[Items from an interface collection]
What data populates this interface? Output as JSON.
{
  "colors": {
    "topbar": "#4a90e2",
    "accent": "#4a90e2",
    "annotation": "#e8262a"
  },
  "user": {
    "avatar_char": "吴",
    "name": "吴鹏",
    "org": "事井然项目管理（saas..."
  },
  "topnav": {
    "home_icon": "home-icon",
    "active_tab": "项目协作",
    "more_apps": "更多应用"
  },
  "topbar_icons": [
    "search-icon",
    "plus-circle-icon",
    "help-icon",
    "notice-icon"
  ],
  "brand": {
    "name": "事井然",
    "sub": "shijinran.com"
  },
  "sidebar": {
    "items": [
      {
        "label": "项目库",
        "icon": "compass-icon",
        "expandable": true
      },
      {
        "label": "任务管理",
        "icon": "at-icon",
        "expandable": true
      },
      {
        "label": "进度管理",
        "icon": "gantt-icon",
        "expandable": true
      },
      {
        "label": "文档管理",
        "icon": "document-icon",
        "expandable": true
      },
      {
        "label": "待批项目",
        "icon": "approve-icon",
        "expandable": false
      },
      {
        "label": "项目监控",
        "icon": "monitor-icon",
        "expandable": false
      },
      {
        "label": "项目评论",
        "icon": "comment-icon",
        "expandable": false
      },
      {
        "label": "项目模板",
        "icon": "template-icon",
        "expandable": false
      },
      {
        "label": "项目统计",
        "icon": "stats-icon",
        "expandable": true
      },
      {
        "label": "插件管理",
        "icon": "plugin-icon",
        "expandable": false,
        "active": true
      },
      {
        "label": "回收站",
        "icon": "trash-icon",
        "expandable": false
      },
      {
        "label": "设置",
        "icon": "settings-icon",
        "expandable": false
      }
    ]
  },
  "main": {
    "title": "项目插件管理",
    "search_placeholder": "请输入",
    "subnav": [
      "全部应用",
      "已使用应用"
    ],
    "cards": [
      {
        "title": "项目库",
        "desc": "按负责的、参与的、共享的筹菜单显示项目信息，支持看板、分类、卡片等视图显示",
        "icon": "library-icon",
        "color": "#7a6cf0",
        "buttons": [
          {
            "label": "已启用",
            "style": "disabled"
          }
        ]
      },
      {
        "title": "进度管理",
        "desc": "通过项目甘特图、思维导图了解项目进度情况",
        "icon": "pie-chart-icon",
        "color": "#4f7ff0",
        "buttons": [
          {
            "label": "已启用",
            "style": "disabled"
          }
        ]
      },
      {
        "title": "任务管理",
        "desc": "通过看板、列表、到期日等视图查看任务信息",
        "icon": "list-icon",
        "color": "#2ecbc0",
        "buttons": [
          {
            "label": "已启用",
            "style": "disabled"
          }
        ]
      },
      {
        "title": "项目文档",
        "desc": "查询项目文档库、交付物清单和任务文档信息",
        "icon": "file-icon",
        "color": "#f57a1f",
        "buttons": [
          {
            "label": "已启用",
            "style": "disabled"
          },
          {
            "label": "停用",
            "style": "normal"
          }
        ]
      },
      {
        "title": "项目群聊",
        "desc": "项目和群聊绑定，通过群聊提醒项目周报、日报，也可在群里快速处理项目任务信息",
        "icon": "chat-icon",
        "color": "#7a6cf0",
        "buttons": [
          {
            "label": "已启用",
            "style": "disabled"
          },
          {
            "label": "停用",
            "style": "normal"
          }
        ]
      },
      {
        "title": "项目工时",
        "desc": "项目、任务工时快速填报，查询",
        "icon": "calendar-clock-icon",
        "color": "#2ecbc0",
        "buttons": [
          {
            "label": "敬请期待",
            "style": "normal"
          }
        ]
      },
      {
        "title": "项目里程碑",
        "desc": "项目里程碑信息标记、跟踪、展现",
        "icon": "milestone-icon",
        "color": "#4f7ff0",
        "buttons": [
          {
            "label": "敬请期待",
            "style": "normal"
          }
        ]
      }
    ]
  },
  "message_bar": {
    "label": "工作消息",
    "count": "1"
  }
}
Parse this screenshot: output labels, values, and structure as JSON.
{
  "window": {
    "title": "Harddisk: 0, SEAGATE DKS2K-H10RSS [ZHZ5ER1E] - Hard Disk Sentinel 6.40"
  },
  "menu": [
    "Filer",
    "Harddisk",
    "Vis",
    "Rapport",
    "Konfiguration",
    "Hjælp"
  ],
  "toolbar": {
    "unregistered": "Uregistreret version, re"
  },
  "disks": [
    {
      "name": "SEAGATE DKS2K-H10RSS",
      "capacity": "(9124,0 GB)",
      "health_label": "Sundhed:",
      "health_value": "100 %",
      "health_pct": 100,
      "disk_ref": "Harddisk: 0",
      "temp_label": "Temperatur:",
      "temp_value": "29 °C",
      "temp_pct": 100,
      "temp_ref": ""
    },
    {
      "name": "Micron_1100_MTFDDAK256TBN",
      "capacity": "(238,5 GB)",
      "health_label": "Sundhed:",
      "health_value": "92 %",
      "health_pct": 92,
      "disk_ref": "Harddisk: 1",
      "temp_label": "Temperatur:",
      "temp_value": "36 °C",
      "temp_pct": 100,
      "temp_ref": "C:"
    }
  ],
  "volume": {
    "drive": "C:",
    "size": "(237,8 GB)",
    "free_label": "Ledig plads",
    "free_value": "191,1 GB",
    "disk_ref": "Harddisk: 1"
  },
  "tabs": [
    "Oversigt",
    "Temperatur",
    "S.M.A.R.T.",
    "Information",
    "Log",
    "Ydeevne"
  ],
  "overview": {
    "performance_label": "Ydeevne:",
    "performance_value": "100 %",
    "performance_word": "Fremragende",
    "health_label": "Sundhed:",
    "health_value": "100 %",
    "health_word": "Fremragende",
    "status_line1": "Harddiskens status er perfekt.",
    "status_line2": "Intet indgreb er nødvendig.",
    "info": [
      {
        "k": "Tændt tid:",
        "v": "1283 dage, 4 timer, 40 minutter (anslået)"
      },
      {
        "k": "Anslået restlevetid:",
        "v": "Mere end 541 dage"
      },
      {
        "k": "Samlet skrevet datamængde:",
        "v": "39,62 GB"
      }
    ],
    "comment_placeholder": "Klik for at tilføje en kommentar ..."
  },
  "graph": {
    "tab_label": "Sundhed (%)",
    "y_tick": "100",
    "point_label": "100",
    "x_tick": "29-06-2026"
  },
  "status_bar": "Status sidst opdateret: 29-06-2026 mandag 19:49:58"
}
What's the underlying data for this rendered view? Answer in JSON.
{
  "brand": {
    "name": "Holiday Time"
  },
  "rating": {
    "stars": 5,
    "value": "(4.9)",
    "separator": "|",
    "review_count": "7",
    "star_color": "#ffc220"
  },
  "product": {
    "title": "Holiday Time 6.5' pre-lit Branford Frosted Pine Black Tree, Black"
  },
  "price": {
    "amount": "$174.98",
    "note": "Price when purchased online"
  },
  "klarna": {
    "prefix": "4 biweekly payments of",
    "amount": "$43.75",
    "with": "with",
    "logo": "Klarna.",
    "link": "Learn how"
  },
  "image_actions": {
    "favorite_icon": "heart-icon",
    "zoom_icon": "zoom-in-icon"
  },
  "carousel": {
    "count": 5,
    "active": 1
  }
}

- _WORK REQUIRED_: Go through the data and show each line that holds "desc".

- _TASK ANSWER_:
        "desc": "按负责的、参与的、共享的筹菜单显示项目信息，支持看板、分类、卡片等视图显示",
        "desc": "通过项目甘特图、思维导图了解项目进度情况",
        "desc": "通过看板、列表、到期日等视图查看任务信息",
        "desc": "查询项目文档库、交付物清单和任务文档信息",
        "desc": "项目和群聊绑定，通过群聊提醒项目周报、日报，也可在群里快速处理项目任务信息",
        "desc": "项目、任务工时快速填报，查询",
        "desc": "项目里程碑信息标记、跟踪、展现",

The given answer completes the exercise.